Originally, consideration was given to rehabilitating the existing sand filters and adding more traveling bridge filters to solve the high flow problems. It was felt that this solution would ultimately not, however, eliminate the ongoing maintenance and performance issues experienced in the past.

The district considered AquaDisk® cloth media filters from Aqua-Aerobics Inc. They could have provided the required hydraulic and solids loading capacity in a smaller footprint but would have required significant modifications to the existing concrete filter structures to meet the hydraulic design of the plant. In the final analysis, the district decided the best solution would be to incorporate the benefits of cloth media filtration while maintaining the existing hydraulic profile with minimal modifications to the existing concrete structures. The AquaDiamond® filter was born out of this need for a hybrid solution.

Click here to enlarge image

The AquaDiamond® filter has a low profile and its pile cloth media is designed to handle high flows and high solids loading excursions better than conventional sand filtration. In January 2005, the plant retrofitted one of its nine existing 16' x 112' traveling bridge sand filters with an 80' long AquaDiamond® cloth media filter, which increased the maximum hydraulic flow almost 2.5 times the single sand filter’s maximum design capacity and the solids loading capacity by a similar factor.

Two more of the cloth media filters were retrofitted into sand filter tanks in August 2005. The three combined cloth media filters now provide an average design flow capacity of 36 mgd and peak flow capacity of 72 mgd. The plant uses the remaining sand filters to aid in peak flow conditions until more of the cloth media filters are installed.

Filter Operation

The cloth media is completely submerged during filtration. Solids are deposited on the outside of the cloth as the influent wastewater flows through. The filtered effluent is collected inside the diamond lateral and flows by gravity to discharge. The filtration process requires no moving parts. Increased headloss due to the deposited solids automatically initiates periodic backwashing.

During backwash, a pump provides suction to the vacuum heads, allowing solids to be vacuumed from the cloth as the platform traverses the length of the diamond laterals. The platform operates only during backwashing and solids collection.

Because of the vertical orientation of the media, some solids will settle to the basin floor during normal operation. Small suction headers provide a means for collecting and discharging the settled solids. The solids collection process uses the backwash pump for suction.

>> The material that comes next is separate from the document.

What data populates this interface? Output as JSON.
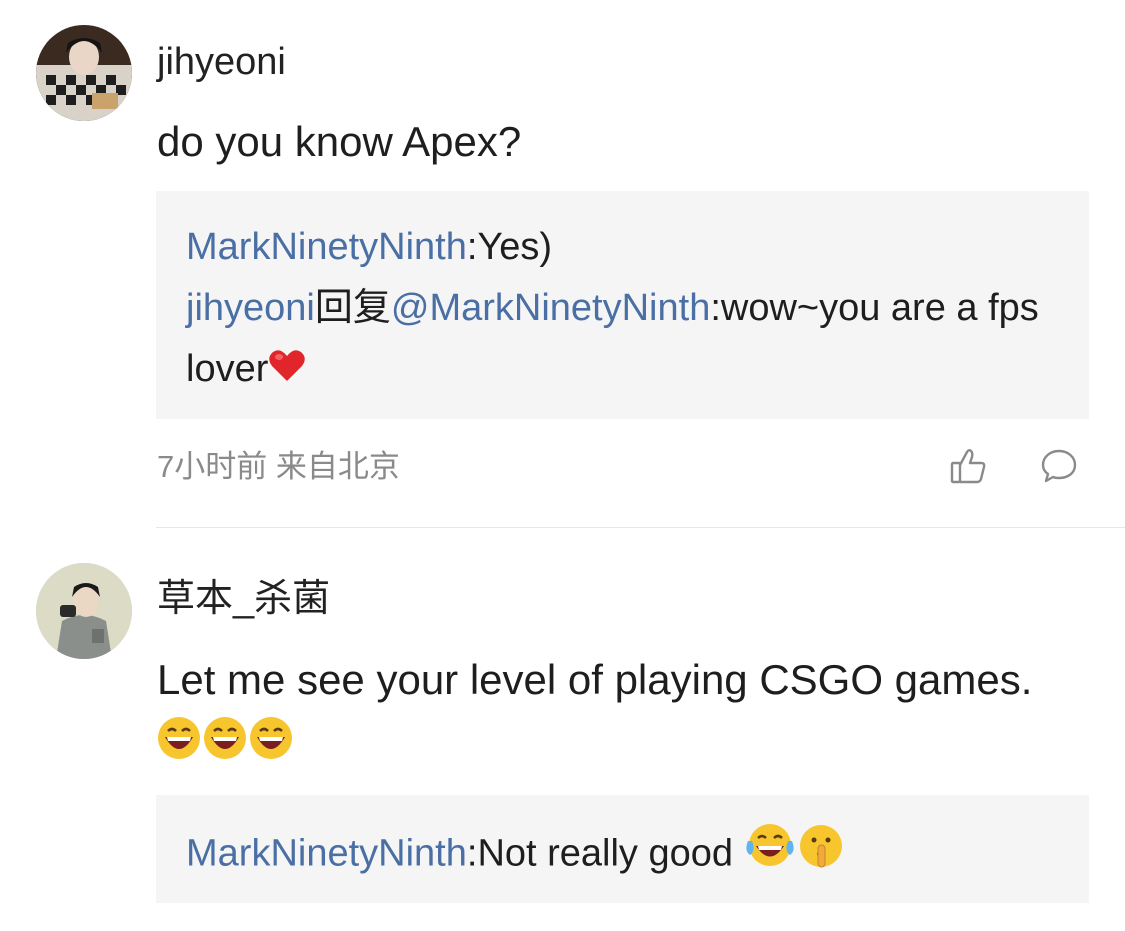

The quality of the effluent discharged from the cloth media filters is generally ≤ 2.0 NTU and ≤ 5.0 mg/l of total suspended solids.

Sponsored by

TODAY'S HEADLINES

DOE now accepting applications for $3.6M Hydroelectric Production Incentive Program

The U.S. Department of Energy has announced an incentive program for developers adding hydroelectric power generating capabilities to existing non-powered dams throughout the United States.

Water reuse technology helps PA power plant save 1.3 MGD of drinking water

Covanta's Delaware Valley energy-from-waste facility in Chester, Pa., has saved 1.3 million gallons per day from local water supplies by installing advanced water reuse technology from GE in the power plant's cooling tower.

AWWA board appoints new president-elect and new VPs, director-at-large

The American Water Works Association Board of Directors has elected Jeanne Bennett-Bailey as the Association's next president-elect and also chose four new vice presidents and one new director-at-large.

Itron earns Frost & Sullivan Company of the Year Award for smart city efforts

Itron recently announced that has been honored with the 2014 North America Frost & Sullivan Company of the Year Award for the smart city market.

FOLLOW US ON SOCIAL MEDIA